"§3813": Getting Paid by School Districts in New York

Bill Leicht, President, Simeht Ltd

In 1997 around Thanksgiving Mayor Rudolph Giuliani of New York City announced that he would deal with escalating school violence by assigning 1000 new School Safety Officers. He directed the Division of School Safety to select, train and then get them into schools by the beginning of 1998.

The chief consultant for this emergency called me right after Christmas into a meeting with his boss, the Director of the Training Academy. In that meeting the Chief asked me whether I would be willing and able to train his trainers, a group of a dozen Sergeants, as conflict resolution facilitators, who in turn could train the first group of 500 cadets by the middle of January 1998. I agreed to do the job. I also suggested that the training should prepare officers for "weaponless defense" skills training in their job of keeping schools safe and effective. He agreed with that concept and asked me to prepare to train the cadre of training Sergeants for three and one half days in the second week of January after which they would conduct a mass training of cadets under the chief consultant and myself.

I asked for a contract. The Chief responded that the pressing emergency precluded processing a contract. He assured me that he would submit papers and the Division would promptly pay my invoices. I asked for at least a letter of commitment and again heard that time was too short. Having worked previously for the Division under similar conditions and been paid promptly I decided to take a chance, especially as the need for new Safety Officers was urgent and important.

By the end of the third week of January those dozen Sergeants and myself trained almost 400 new cadets in the basics of conflict resolution and prepared them to link their new verbal skills with corresponding physical skills of weaponless defense. The Chief, his lead consultant and the training sergeants were all delighted with the results. Under a stringent schedule they had performed the near miracle which the Mayor had demanded. When the Chief brought me in with my first invoices to the financial office of the Division, its chief officer told me that since I already had a vendor number, paying them would-be "a piece of cake;" I could expect a check in a very few weeks.

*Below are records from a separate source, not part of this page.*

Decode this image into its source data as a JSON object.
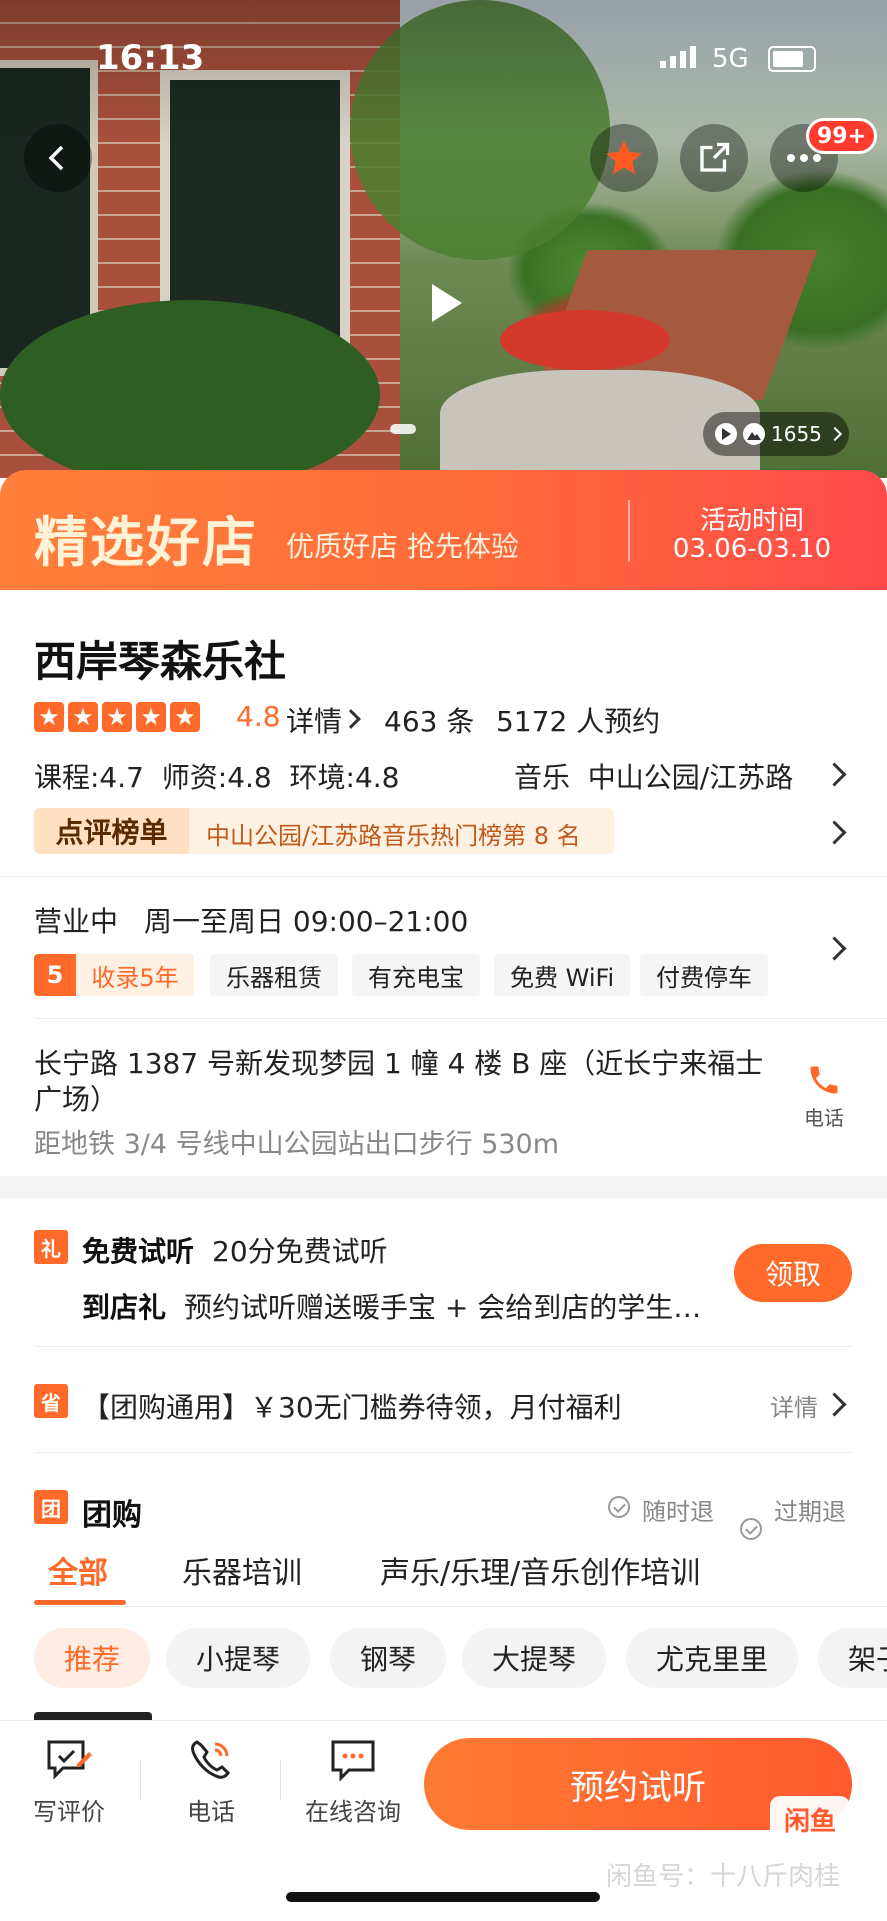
{
  "status_bar": {
    "time": "16:13",
    "network": "5G"
  },
  "hero": {
    "photo_count": "1655",
    "notification_badge": "99+"
  },
  "banner": {
    "title": "精选好店",
    "subtitle": "优质好店 抢先体验",
    "activity_label": "活动时间",
    "activity_dates": "03.06-03.10"
  },
  "shop": {
    "name": "西岸琴森乐社",
    "rating": "4.8",
    "rating_value": 4.8,
    "details_label": "详情",
    "review_count": "463 条",
    "booking_count": "5172 人预约",
    "sub_scores": "课程:4.7  师资:4.8  环境:4.8",
    "category_area": "音乐  中山公园/江苏路",
    "rank_label": "点评榜单",
    "rank_text": "中山公园/江苏路音乐热门榜第 8 名",
    "hours_status": "营业中",
    "hours_text": "周一至周日 09:00–21:00",
    "listed_num": "5",
    "listed_text": "收录5年",
    "facilities": [
      "乐器租赁",
      "有充电宝",
      "免费 WiFi",
      "付费停车"
    ],
    "address": "长宁路 1387 号新发现梦园 1 幢 4 楼 B 座（近长宁来福士广场）",
    "address_line1": "长宁路 1387 号新发现梦园 1 幢 4 楼 B 座（近长宁来福士",
    "address_line2": "广场）",
    "metro": "距地铁 3/4 号线中山公园站出口步行 530m",
    "phone_label": "电话"
  },
  "offers": {
    "gift_icon": "礼",
    "trial_title": "免费试听",
    "trial_text": "20分免费试听",
    "store_gift_title": "到店礼",
    "store_gift_text": "预约试听赠送暖手宝 + 会给到店的学生…",
    "claim_button": "领取",
    "coupon_icon": "省",
    "coupon_text": "【团购通用】￥30无门槛券待领，月付福利",
    "coupon_details": "详情"
  },
  "group_buy": {
    "icon": "团",
    "title": "团购",
    "refund_anytime": "随时退",
    "refund_expired": "过期退",
    "tabs": [
      "全部",
      "乐器培训",
      "声乐/乐理/音乐创作培训"
    ],
    "filters": [
      "推荐",
      "小提琴",
      "钢琴",
      "大提琴",
      "尤克里里",
      "架子鼓"
    ]
  },
  "bottom_bar": {
    "write_review": "写评价",
    "phone": "电话",
    "online_consult": "在线咨询",
    "book_trial": "预约试听"
  },
  "watermark": {
    "logo": "闲鱼",
    "text": "闲鱼号：十八斤肉桂"
  },
  "colors": {
    "accent": "#ff6a2a",
    "banner_start": "#ff7f3b",
    "banner_end": "#ff4a4b"
  }
}
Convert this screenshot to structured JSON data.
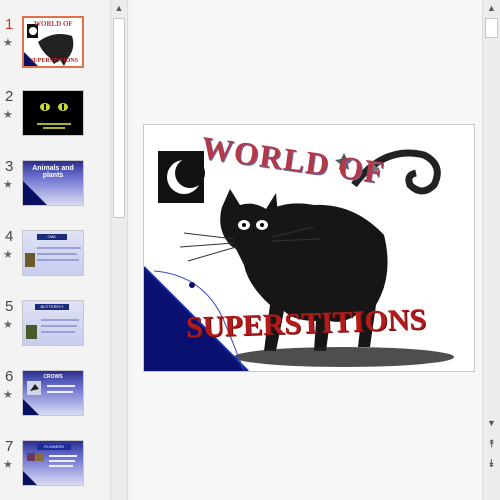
{
  "slides": [
    {
      "number": "1",
      "title": "WORLD OF SUPERSTITIONS",
      "active": true
    },
    {
      "number": "2",
      "title": "",
      "active": false
    },
    {
      "number": "3",
      "title": "Animals and plants",
      "active": false
    },
    {
      "number": "4",
      "title": "OWL",
      "active": false
    },
    {
      "number": "5",
      "title": "BUTTERFLY",
      "active": false
    },
    {
      "number": "6",
      "title": "CROWS",
      "active": false
    },
    {
      "number": "7",
      "title": "FLOWERS",
      "active": false
    }
  ],
  "main_slide": {
    "title_top": "WORLD OF",
    "title_bottom": "SUPERSTITIONS"
  },
  "icons": {
    "star": "★",
    "scroll_up": "▲",
    "scroll_down": "▼",
    "prev_slide": "⯭",
    "next_slide": "⯯"
  },
  "colors": {
    "active_border": "#e0714a",
    "active_number": "#c0392b",
    "title_top": "#b23a48",
    "title_bottom": "#b31b1b"
  }
}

During the next six months the Division requested that I train the Sergeants further as well as prepare training materials and a prototype manual. I documented each request on my side with a letter of acceptance; and upon completing the training or work I submitted an invoice further documenting what had been done. Although I had not expect to be paid very promptly (since this work was for the City of New York), I began to get worried after eight weeks when I could not even find out the status of their payment requests nor get a purchase order number. Had I known of Section 3813 of the Education Law of the State of New York I would have been much more worried.

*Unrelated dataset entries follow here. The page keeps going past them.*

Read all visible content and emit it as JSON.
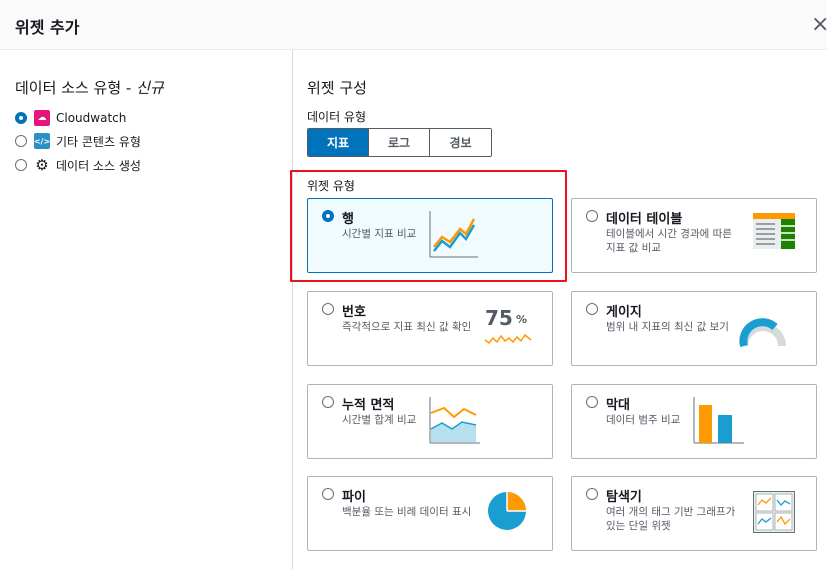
{
  "dialog": {
    "title": "위젯 추가",
    "close_icon": "×"
  },
  "data_source": {
    "heading": "데이터 소스 유형 - ",
    "heading_suffix": "신규",
    "options": [
      {
        "label": "Cloudwatch",
        "checked": true,
        "icon": "cloudwatch-icon"
      },
      {
        "label": "기타 콘텐츠 유형",
        "checked": false,
        "icon": "code-icon"
      },
      {
        "label": "데이터 소스 생성",
        "checked": false,
        "icon": "gear-icon"
      }
    ]
  },
  "widget_config": {
    "heading": "위젯 구성",
    "data_type_label": "데이터 유형",
    "data_types": [
      "지표",
      "로그",
      "경보"
    ],
    "selected_data_type": "지표",
    "widget_type_label": "위젯 유형",
    "number_value": "75",
    "number_unit": "%",
    "cards": [
      {
        "title": "행",
        "desc": "시간별 지표 비교",
        "selected": true
      },
      {
        "title": "데이터 테이블",
        "desc1": "테이블에서 시간 경과에 따른",
        "desc2": "지표 값 비교",
        "selected": false
      },
      {
        "title": "번호",
        "desc": "즉각적으로 지표 최신 값 확인",
        "selected": false
      },
      {
        "title": "게이지",
        "desc": "범위 내 지표의 최신 값 보기",
        "selected": false
      },
      {
        "title": "누적 면적",
        "desc": "시간별 합계 비교",
        "selected": false
      },
      {
        "title": "막대",
        "desc": "데이터 범주 비교",
        "selected": false
      },
      {
        "title": "파이",
        "desc": "백분율 또는 비례 데이터 표시",
        "selected": false
      },
      {
        "title": "탐색기",
        "desc1": "여러 개의 태그 기반 그래프가",
        "desc2": "있는 단일 위젯",
        "selected": false
      }
    ]
  },
  "colors": {
    "accent": "#0073bb",
    "highlight": "#e8141b",
    "orange": "#ff9900",
    "teal": "#1a9dd1"
  }
}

Title 5, Article 77, Section 3813 states: "S 3813.Presentation of claims against the governing body of any school district or certain state supported schools. 1. No action or special proceeding… shall be prosecuted or maintained against any school district, board of education, board of cooperative educational services, school … or any officer of a school district, board of education, board of cooperative educational services, or school … unless it shall appear… that a written verified claim upon which such action or special proceeding is founded was presented to the governing body of said district or school within three months after the accrual of such claim [emphasis added], and that the officer or body having the power to adjust or pay said claim has neglected or refused to make an adjustment or payment thereof for thirty days after such presentment."

In fact the Division had asked me not to submit a claim but to be patient while my invoices were processed, and then to wait until the Exceptions Committee of the Board of Education acted on my invoices; and I waited some more while my calls were not returned. Not wishing to damage the relationship, I waited. And I waited. Then in November 1998 the media announced that the Division of School Safety was to be transferred shortly to the N. Y. P. D.

I hastily called and wrote Board of Education officials demanding that my invoices be paid. After expressions of sympathy from some of these officials and further delays I finally reached the chief counsel to the Board of Education who told me that I now needed to submit a formal claim to the Comptroller of the City of New York and also informed me that, if I did not receive satisfaction on my claim in 90 days, I would be free to sue.

In fact I received no response to my claim and instituted a suit in Civil Court. A year later after more delays my suit was dismissed under Section 3813 on a motion by the Corporation Counsel of the City of New York. In other words, although I had followed the explicit instructions of officials of the Board of Education, because I had not submitted a claim within three months after initial invoicing, my suit was deemed untimely.

Fortunately, the chief investigator of the N.Y.C. Comptroller's office, after again looking into the matter (Council Member, Margarita López had called), decided that my claim was indeed "illegal but equitable." So after trying to collect for 2˝ years and submitting five years of tax returns, Simeht received payment for the full amount of its invoices. Of course, I received no compensation for my trouble nor for the interest paid on the funds so long delayed.

My experience recommends not only that agencies perform work exclusively under a written payment order (including notification of encumbrance of funds), but also that they submit formal claims on any amounts owing ten weeks after invoicing! Making such claims might seem a nuisance, but are the only way of assuring that invoices to any "school district" in New York actually will be paid.